Content starts

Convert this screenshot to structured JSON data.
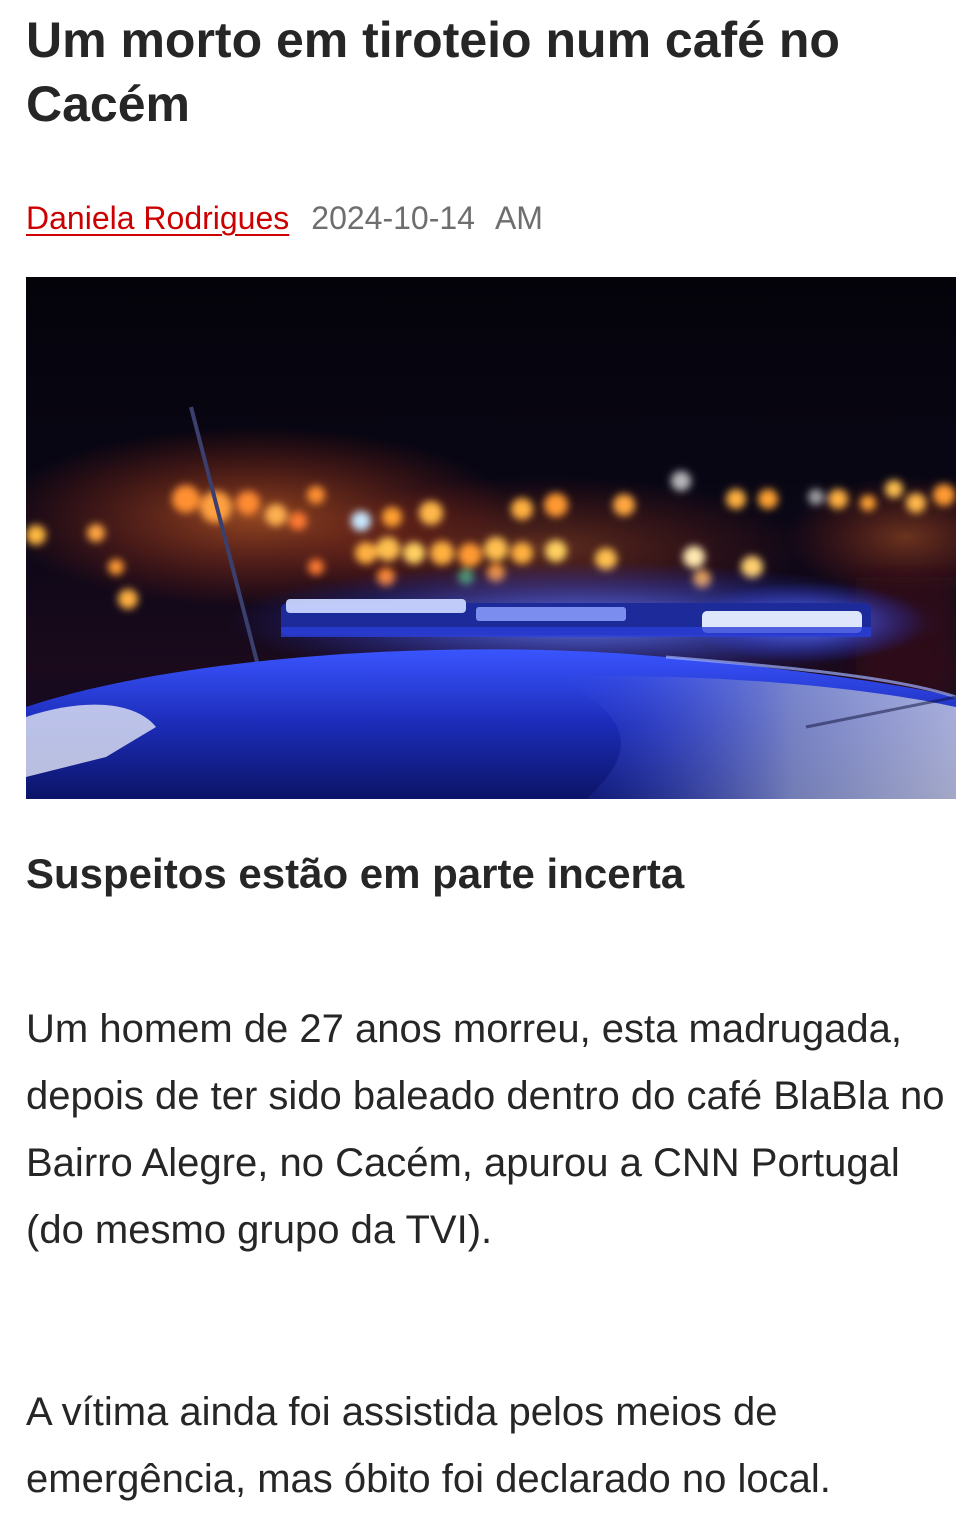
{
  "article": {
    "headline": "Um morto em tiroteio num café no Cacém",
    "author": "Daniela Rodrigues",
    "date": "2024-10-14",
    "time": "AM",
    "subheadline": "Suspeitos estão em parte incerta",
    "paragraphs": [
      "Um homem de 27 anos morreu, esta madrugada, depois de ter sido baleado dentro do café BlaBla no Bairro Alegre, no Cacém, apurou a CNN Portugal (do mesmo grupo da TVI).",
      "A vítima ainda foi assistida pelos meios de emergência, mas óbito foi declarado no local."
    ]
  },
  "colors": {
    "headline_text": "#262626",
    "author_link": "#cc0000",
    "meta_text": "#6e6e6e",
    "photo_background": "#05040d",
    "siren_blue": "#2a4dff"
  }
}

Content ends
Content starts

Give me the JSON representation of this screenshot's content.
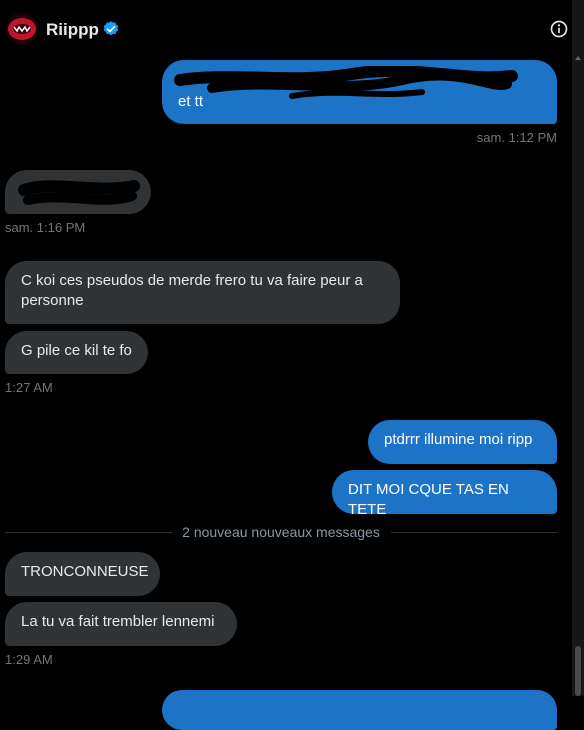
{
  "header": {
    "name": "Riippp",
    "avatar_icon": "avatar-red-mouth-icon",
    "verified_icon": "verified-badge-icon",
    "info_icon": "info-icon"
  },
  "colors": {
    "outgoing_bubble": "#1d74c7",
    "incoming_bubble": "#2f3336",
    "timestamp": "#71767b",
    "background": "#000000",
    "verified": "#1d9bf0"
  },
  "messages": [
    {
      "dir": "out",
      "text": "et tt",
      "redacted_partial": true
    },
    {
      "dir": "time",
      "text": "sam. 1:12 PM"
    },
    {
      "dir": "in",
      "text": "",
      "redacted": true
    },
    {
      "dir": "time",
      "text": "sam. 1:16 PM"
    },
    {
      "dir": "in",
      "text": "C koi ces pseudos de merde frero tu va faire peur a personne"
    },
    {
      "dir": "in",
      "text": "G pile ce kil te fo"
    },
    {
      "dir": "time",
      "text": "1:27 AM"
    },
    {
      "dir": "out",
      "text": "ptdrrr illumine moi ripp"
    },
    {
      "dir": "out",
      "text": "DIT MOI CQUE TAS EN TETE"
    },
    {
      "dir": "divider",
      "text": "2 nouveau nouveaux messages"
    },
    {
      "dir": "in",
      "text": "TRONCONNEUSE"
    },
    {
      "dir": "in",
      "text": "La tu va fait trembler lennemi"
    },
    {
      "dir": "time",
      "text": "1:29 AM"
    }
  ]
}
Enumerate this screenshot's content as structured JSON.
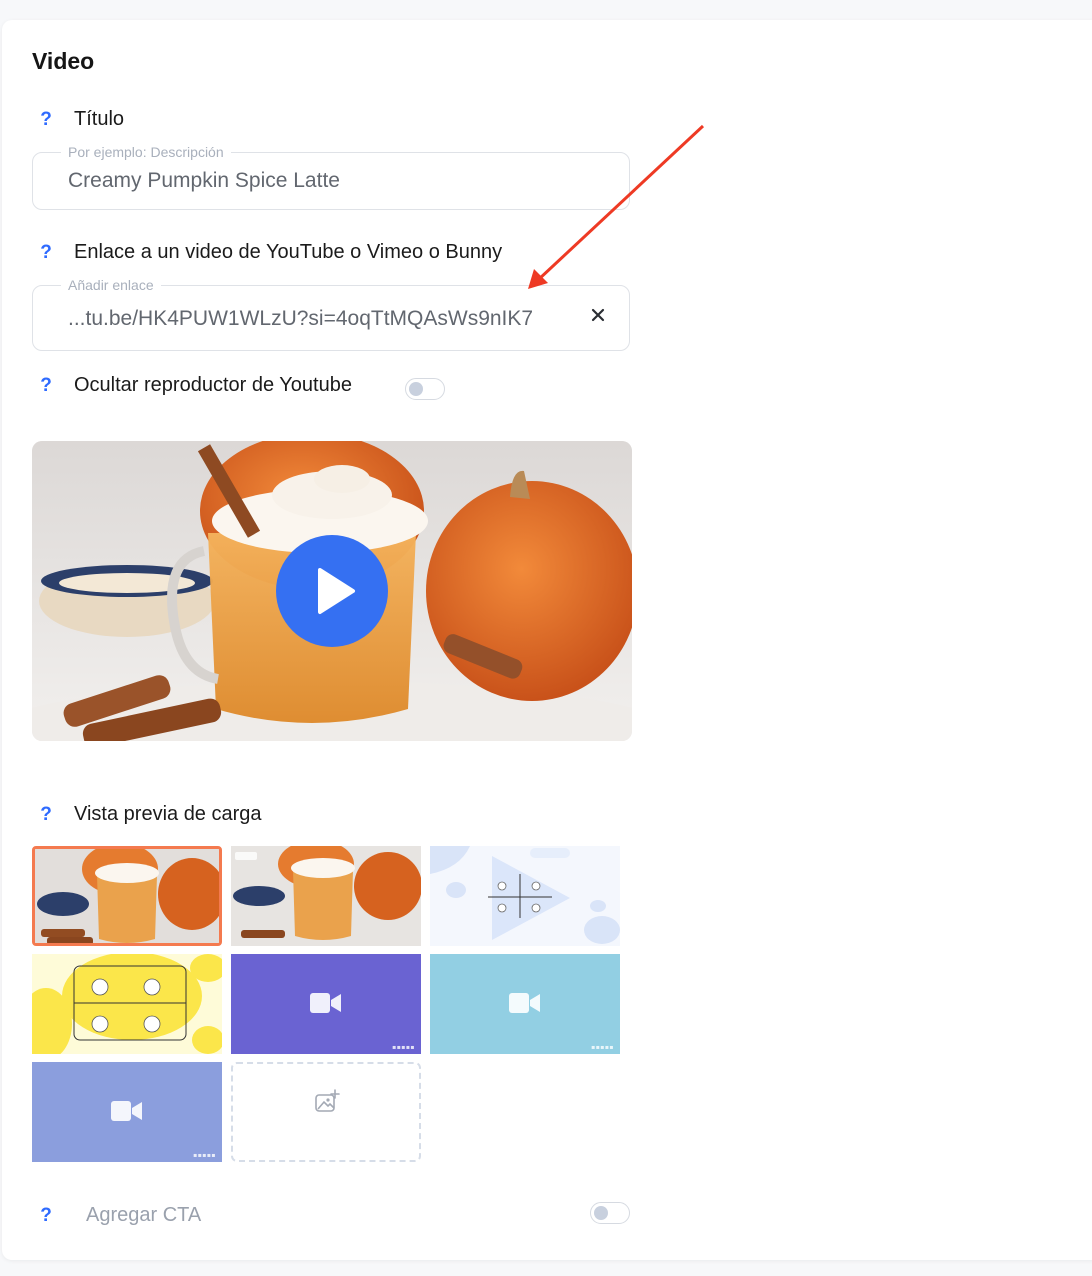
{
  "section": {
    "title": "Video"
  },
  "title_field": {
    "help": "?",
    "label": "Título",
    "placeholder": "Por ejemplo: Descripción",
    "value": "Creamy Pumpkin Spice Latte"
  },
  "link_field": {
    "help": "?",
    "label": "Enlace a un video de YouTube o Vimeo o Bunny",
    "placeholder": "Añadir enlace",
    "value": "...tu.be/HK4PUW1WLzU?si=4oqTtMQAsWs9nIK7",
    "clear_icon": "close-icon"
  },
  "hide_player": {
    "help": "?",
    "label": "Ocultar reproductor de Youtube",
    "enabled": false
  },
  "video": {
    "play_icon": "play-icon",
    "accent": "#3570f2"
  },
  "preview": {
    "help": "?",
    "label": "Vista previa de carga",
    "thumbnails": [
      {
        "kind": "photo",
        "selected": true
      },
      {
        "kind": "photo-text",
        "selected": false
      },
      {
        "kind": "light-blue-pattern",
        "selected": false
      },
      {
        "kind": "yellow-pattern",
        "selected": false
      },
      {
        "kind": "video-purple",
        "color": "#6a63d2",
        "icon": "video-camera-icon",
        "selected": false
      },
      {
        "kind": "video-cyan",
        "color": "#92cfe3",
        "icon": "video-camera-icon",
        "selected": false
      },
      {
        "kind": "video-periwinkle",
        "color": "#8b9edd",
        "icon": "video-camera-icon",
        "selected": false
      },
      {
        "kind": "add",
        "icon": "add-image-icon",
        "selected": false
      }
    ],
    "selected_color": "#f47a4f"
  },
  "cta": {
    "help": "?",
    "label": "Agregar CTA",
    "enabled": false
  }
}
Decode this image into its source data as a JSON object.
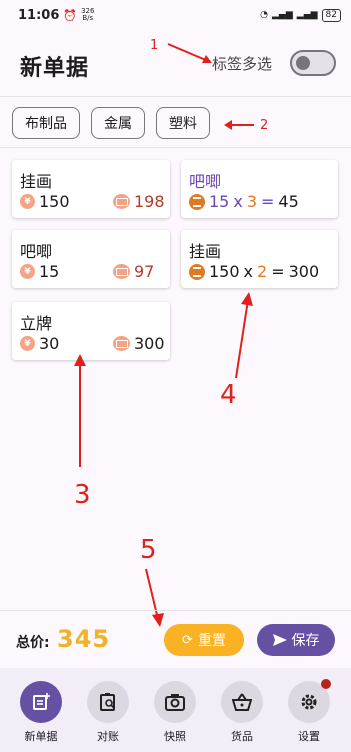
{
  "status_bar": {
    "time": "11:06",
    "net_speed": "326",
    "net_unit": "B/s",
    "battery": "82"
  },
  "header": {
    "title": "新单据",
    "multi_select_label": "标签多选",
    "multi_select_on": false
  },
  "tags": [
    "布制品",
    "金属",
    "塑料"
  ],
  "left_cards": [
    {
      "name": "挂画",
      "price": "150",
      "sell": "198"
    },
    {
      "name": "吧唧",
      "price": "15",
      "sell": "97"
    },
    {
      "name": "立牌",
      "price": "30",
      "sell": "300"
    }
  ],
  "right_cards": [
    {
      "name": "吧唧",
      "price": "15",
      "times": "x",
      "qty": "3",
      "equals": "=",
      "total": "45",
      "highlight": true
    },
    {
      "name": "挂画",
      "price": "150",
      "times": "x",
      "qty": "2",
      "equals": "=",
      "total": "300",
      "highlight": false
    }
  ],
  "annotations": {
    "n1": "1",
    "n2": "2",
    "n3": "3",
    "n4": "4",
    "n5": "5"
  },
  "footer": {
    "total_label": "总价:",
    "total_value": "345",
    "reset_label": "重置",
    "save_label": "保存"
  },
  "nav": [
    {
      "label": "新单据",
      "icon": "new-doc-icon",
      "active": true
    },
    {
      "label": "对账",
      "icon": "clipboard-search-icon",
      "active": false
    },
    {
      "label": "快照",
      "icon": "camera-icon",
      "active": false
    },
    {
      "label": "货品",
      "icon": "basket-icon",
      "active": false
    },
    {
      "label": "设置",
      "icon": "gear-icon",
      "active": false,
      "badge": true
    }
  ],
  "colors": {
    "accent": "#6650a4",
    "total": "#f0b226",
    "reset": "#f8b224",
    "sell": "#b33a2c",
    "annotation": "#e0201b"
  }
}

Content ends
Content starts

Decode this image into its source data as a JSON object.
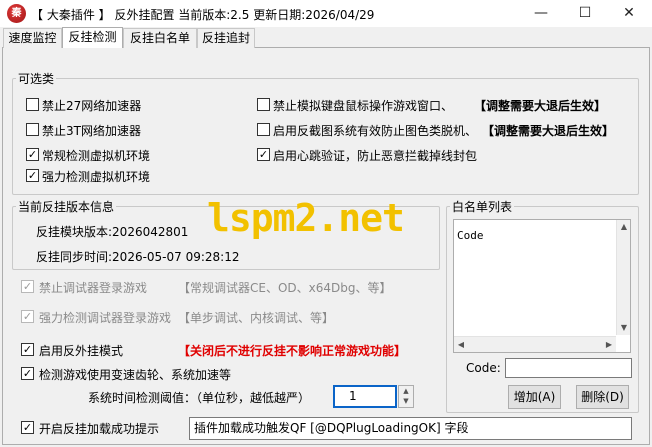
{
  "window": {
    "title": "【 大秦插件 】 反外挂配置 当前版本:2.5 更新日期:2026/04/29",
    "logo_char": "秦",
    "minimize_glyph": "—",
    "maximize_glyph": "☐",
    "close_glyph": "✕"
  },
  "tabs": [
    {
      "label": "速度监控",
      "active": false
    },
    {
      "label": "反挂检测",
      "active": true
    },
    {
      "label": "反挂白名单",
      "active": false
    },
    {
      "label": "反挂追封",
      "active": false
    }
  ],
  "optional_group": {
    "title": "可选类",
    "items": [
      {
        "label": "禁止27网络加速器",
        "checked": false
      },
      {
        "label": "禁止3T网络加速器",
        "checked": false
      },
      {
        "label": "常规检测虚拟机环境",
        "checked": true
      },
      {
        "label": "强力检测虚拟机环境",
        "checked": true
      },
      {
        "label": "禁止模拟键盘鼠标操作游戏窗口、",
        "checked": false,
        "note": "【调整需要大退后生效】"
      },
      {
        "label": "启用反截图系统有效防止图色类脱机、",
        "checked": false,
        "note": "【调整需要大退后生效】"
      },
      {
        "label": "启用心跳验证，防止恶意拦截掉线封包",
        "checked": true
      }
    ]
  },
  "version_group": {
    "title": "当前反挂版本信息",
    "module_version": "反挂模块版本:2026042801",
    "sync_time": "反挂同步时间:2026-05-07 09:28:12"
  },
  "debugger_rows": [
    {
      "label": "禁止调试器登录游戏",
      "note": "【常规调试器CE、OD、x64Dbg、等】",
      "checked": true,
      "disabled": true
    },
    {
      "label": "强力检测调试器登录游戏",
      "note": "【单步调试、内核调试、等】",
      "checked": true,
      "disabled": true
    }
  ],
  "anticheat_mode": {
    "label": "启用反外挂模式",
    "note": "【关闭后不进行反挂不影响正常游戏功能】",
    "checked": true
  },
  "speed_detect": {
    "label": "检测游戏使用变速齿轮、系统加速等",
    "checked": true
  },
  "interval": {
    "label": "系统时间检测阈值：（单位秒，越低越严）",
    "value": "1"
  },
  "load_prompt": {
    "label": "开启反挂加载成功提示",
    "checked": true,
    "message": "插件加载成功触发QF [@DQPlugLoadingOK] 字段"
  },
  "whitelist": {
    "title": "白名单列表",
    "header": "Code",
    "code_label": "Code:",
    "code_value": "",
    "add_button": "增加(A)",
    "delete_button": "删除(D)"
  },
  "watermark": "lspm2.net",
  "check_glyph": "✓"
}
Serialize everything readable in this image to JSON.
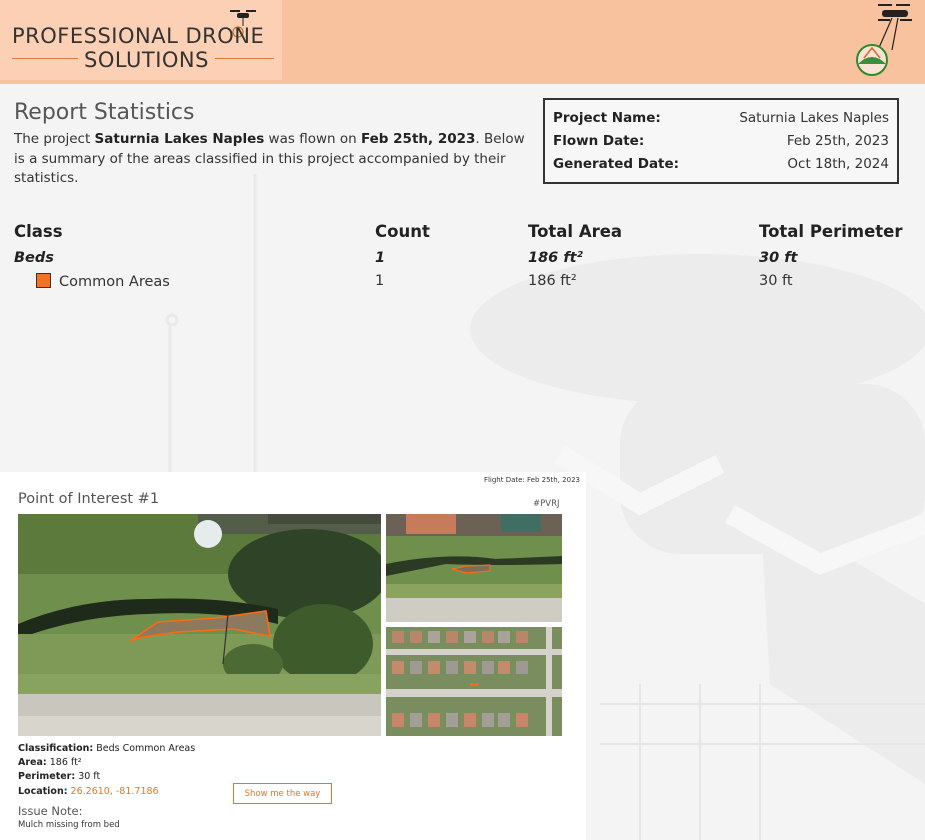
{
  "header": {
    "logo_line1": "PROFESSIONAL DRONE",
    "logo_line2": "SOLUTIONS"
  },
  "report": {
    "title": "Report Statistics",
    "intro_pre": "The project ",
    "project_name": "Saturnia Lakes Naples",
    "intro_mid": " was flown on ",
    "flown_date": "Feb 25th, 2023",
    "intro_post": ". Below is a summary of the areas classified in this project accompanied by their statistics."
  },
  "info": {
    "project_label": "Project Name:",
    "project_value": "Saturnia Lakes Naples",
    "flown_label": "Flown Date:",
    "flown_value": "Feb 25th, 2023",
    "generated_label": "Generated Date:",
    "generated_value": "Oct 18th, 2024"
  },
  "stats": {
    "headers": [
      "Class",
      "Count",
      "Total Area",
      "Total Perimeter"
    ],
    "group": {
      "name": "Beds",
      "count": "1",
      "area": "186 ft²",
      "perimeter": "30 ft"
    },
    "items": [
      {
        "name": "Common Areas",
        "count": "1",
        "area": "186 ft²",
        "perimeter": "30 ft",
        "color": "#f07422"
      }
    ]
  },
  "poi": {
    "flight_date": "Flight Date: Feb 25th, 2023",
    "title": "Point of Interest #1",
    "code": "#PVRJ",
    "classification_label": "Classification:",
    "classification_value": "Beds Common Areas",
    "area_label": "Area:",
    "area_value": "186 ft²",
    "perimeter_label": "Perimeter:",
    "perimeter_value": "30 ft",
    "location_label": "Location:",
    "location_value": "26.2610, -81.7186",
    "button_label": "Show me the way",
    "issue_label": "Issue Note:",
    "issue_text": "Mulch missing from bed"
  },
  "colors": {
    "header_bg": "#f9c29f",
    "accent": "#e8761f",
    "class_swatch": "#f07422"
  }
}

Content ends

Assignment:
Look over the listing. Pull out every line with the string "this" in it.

Worked solution:
Convert this screenshot to structured JSON data.
Give me the JSON representation of this screenshot's content.
Enumerate this screenshot's content as structured JSON.
Decode this image into its source data as a JSON object.
Decode this image into its source data as a JSON object.
Serialize everything readable in this image to JSON.
    "intro_post": ". Below is a summary of the areas classified in this project accompanied by their statistics."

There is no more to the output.